*Implication on my thinking: Conference championships are stupid. They throw out years of tradition for the sake of finding a “winner.” What happens in one game can override an entire season’s worth of accomplishments.
* Fact: In 1998 Ohio St. was left out of the BCS championship game because of one-loss Florida St. FSU lost to Tennessee in a game that I strongly believe Ohio St. would have won.
*Implication: The BCS stystem is flawed and should be overhauled. Either pick champions through the polls like it’s always been done and allow for shared champions (imagine if I was an Auburn fan), or choose eight teams for a playoff and then we’ll have a winner.
* Fact: Ohio St. and Michigan have been voted the biggest rivay in college sports (and usually overall.)
* Impact: This is the biggest game of the year. It is simply referred to as The Game because the implications have always been so much.
OK . . . that’s enough ramblings about shallow sidepoints to college sports. College sports are not even my real point.

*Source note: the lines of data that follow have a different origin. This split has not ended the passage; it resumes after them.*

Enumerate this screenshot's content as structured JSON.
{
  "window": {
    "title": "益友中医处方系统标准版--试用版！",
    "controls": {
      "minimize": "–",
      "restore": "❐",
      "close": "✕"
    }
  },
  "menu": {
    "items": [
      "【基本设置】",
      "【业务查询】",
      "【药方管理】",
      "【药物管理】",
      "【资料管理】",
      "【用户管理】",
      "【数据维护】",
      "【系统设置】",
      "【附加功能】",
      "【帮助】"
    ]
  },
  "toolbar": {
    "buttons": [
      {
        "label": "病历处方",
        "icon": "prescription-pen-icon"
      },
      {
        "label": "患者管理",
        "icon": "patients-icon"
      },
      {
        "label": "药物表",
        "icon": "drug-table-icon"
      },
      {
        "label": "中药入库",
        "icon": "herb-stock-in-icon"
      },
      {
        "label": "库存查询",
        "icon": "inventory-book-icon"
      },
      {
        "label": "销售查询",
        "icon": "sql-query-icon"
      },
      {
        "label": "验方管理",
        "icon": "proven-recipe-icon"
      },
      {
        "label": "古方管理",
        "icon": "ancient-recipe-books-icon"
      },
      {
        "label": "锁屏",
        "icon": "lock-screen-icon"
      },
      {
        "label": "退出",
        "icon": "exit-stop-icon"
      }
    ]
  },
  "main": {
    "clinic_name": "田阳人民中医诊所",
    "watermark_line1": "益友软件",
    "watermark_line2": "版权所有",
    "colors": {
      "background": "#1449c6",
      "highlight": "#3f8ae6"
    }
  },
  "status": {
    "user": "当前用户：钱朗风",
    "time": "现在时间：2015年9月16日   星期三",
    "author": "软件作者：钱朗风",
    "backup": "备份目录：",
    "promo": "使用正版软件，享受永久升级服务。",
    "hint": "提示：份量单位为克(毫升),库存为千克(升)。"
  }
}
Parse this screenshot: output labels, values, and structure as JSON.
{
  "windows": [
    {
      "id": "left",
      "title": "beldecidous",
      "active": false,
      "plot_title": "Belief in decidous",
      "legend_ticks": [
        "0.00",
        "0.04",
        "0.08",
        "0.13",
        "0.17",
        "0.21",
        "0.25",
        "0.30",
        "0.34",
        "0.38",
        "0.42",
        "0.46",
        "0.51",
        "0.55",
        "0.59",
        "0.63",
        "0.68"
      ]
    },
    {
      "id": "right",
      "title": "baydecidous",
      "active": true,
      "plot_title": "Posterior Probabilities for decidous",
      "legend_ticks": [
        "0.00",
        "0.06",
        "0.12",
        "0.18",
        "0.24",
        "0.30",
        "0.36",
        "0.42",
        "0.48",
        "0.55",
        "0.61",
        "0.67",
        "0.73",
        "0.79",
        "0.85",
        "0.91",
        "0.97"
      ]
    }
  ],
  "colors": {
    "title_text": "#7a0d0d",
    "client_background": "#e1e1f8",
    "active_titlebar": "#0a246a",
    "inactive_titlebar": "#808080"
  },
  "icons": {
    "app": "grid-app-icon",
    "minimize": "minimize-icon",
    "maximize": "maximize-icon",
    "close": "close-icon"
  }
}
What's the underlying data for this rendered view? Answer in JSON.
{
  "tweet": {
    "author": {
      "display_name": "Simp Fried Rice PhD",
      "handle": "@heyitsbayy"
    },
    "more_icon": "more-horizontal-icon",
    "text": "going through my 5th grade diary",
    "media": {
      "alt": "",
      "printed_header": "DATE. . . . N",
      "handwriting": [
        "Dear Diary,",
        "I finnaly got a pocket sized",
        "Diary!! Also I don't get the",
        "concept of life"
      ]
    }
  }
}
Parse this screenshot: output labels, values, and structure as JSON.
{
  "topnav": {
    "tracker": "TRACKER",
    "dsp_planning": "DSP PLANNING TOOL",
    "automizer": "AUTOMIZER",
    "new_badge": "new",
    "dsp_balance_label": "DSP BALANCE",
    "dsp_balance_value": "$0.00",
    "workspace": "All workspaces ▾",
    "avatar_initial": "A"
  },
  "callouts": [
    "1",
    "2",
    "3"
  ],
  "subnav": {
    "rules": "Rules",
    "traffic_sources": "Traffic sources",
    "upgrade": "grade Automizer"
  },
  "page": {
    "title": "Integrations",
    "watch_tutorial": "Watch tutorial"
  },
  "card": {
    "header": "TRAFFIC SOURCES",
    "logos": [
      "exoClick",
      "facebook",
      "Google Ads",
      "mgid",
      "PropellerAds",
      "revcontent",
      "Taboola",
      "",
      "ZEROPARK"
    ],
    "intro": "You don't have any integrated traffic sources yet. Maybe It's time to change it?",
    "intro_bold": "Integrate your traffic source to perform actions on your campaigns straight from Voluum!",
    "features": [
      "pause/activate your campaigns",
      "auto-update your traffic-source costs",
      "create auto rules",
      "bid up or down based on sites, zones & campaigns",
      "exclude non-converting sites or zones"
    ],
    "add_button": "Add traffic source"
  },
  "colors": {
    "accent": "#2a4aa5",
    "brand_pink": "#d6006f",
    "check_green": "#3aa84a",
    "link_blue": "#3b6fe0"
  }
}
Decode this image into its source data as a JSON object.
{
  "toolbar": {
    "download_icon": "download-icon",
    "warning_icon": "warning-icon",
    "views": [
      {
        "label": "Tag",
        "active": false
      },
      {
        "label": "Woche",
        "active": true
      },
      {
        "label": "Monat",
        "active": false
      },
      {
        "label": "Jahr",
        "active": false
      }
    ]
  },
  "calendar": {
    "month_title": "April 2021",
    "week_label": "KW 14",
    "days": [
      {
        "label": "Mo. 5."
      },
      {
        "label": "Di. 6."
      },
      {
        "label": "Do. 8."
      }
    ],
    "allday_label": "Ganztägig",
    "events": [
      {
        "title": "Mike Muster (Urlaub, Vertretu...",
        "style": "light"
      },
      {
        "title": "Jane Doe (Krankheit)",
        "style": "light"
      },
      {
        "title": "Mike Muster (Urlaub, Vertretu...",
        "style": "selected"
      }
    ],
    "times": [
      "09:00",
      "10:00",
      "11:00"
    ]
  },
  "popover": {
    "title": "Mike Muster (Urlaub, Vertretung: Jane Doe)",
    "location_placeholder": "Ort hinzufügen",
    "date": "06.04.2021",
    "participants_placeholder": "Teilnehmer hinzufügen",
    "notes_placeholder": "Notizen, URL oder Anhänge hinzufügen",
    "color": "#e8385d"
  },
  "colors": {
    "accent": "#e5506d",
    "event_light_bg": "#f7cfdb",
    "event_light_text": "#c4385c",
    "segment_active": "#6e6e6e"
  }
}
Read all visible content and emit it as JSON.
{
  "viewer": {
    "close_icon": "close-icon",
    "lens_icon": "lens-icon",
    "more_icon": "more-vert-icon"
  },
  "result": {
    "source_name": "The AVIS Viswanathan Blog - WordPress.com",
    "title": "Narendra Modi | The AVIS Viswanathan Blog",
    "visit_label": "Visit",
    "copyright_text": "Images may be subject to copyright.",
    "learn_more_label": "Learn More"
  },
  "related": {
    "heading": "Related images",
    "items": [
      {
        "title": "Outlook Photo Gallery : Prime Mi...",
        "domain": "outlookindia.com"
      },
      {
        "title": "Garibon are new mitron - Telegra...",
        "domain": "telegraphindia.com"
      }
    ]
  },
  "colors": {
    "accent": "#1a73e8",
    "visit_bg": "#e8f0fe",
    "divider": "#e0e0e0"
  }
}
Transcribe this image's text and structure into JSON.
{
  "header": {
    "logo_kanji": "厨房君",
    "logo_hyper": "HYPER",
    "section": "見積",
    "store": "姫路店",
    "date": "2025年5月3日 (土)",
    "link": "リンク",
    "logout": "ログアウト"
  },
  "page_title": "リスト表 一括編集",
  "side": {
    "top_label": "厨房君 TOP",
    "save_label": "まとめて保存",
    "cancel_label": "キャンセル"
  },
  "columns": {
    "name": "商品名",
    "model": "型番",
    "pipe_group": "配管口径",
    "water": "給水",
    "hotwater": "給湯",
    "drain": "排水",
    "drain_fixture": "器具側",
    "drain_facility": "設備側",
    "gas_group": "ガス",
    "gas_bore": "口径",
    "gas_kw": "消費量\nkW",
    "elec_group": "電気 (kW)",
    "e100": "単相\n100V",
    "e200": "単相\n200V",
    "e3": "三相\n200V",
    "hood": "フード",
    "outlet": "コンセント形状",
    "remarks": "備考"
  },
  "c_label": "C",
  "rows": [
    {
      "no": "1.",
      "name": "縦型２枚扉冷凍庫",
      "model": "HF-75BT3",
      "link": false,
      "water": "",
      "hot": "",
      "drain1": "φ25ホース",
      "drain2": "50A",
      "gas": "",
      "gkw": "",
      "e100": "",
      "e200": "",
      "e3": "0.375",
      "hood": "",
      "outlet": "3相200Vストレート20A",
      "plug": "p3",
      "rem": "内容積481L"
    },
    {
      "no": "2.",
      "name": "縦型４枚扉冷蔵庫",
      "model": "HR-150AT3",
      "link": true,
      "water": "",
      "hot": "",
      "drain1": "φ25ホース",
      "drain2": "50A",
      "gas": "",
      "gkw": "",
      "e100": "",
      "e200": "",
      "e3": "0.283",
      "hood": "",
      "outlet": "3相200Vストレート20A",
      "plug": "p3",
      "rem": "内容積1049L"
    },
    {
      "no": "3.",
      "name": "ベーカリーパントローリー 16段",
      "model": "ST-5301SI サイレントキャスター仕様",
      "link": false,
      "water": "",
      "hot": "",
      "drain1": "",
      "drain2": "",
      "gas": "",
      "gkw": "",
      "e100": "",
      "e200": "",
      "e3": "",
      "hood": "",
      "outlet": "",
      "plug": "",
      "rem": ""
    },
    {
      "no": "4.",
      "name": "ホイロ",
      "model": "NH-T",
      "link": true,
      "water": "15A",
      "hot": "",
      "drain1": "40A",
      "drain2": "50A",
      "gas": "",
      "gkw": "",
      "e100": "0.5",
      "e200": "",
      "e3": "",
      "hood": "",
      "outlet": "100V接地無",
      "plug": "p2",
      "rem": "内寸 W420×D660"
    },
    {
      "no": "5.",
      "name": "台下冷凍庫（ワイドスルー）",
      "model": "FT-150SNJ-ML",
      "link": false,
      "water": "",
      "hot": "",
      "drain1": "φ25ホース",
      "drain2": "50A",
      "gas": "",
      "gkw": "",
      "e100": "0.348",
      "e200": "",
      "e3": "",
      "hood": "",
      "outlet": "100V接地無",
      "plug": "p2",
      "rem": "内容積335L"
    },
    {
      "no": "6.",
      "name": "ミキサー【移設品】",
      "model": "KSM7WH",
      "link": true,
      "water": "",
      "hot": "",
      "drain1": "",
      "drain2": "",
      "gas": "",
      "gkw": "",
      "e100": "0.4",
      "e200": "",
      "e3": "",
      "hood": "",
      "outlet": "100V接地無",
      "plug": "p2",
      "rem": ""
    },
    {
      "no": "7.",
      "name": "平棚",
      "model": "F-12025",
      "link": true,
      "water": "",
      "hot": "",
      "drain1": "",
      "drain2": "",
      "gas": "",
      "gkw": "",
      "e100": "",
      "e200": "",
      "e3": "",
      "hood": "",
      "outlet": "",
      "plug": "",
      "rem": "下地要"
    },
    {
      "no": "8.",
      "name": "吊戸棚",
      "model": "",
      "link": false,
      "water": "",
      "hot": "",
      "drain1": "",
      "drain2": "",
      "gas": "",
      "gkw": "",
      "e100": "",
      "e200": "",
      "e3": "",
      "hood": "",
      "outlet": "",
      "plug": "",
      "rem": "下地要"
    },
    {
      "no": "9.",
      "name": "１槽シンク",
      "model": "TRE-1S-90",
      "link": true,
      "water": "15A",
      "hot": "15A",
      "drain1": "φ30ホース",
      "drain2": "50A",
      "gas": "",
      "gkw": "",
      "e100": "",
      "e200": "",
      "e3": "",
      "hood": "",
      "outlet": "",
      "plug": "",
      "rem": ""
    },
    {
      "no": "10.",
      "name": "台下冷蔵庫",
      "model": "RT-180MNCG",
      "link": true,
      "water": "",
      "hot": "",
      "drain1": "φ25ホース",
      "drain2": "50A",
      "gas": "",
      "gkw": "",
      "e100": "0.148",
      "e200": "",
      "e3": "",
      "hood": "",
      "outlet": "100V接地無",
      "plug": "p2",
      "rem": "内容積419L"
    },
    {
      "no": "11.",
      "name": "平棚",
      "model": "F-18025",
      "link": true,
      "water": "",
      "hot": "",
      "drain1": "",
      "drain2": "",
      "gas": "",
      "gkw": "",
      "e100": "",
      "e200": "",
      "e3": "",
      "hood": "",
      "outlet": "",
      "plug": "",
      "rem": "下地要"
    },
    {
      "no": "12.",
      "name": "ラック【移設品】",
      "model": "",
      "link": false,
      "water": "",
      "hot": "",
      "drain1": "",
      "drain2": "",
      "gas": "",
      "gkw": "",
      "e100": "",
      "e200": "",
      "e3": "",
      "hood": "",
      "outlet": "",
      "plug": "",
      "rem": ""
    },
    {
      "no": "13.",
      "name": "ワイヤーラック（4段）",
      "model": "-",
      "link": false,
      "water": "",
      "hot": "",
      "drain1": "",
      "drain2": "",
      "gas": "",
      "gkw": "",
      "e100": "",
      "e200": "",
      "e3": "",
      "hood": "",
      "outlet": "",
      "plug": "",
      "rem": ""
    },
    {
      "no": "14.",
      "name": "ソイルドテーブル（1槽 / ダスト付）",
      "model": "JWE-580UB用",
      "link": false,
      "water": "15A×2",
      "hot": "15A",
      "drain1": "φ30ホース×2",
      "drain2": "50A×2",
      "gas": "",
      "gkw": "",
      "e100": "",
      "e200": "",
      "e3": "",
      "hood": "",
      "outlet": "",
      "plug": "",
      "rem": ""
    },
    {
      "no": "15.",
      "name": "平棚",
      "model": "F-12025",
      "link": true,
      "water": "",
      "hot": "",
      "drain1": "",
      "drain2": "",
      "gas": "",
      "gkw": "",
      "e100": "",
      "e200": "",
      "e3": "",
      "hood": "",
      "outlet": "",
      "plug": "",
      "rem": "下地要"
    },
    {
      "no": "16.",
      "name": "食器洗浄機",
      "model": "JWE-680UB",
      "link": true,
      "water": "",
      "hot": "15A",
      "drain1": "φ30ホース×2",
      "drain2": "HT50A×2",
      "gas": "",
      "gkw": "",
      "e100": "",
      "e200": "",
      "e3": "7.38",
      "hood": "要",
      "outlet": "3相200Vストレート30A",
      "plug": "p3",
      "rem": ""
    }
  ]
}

This is the part where I bring it home. We grant each other the benefit of the doubt for rooting for another college team. If you are from Indiana I would expect you to be a Purdue fan (Indiana is just too bad for now) or a Notre Dame fan. If you’re from southern California I’m sure you’re rooting on those Trojans.
And more than that, I would expect and understand your biases. You USC fans can legitimately complain about an “east coast bias” (although not right now, all the media is on your bandwagon). No doubt, you would see the college football world differently. If your team is watching my team and there is a close play, we’d probably see the outcome differently.
And that brings it to “epistemology.” How can we sit and watch a catch or a fumble being reviewed on replay – seeing the same “truthful” event happen, yet see things differently? Because we come from different worlds. You come from the world of Michigan (or wherever) and me from Ohio St. We can watch the same thing and see a different outcome.
Why can’t this be allowed to hold true outside the world of sports? My upbringing had a larger impact on my thinking in areas more significant than sports. My family is overwhelmingly Democratic . . . thus I lean left in politics . . . they were pro-union . . . and I remain a ltitle leary of the “white collars” . . . I grew up in a conservative, near-fundamental church . . . and I still have a strong emphasis on the Bible and prayer . . . and on an on it goes. I like to think that I haven’t simply taken on these things without considering them further, but after I consider them, I usually end up where I started.
This seems to be ok, everywhere but in religion. Why is it so hard for us to see why people see things differently and won’t (can’t?) see things like “I’ see them? They have had a different life experience. The idea that truth is out there somewhere, and if we would just pray hard and give it an authentic try and we’d find it just isnt’ fair to the un-ending stories people find themselves in.
I will always be a Buckeye fan. No one is going to change that. You can only hope to help me be a better Buckeye fan. You can help me understand you better. YOu can help me respect your team better (I have really come around with Vanderbilt and Northwestern), but I’m still going to be a Buckeye fan.
I’m also always going to be a Christian. You can only hope to help me be a better Christian. You can help me understand you better. You can help me respect your religious tradition better (I have really come around with modern day Judaism, and Native American spirituality), but I’m still going to be a Christian.
Hopefully these parallels have come out of my mind well enough to make a discernable point. I find it very interesting that we grant people so much grace in stupid areas like sports but are unwavering in our stance in religion . . . the source for grace.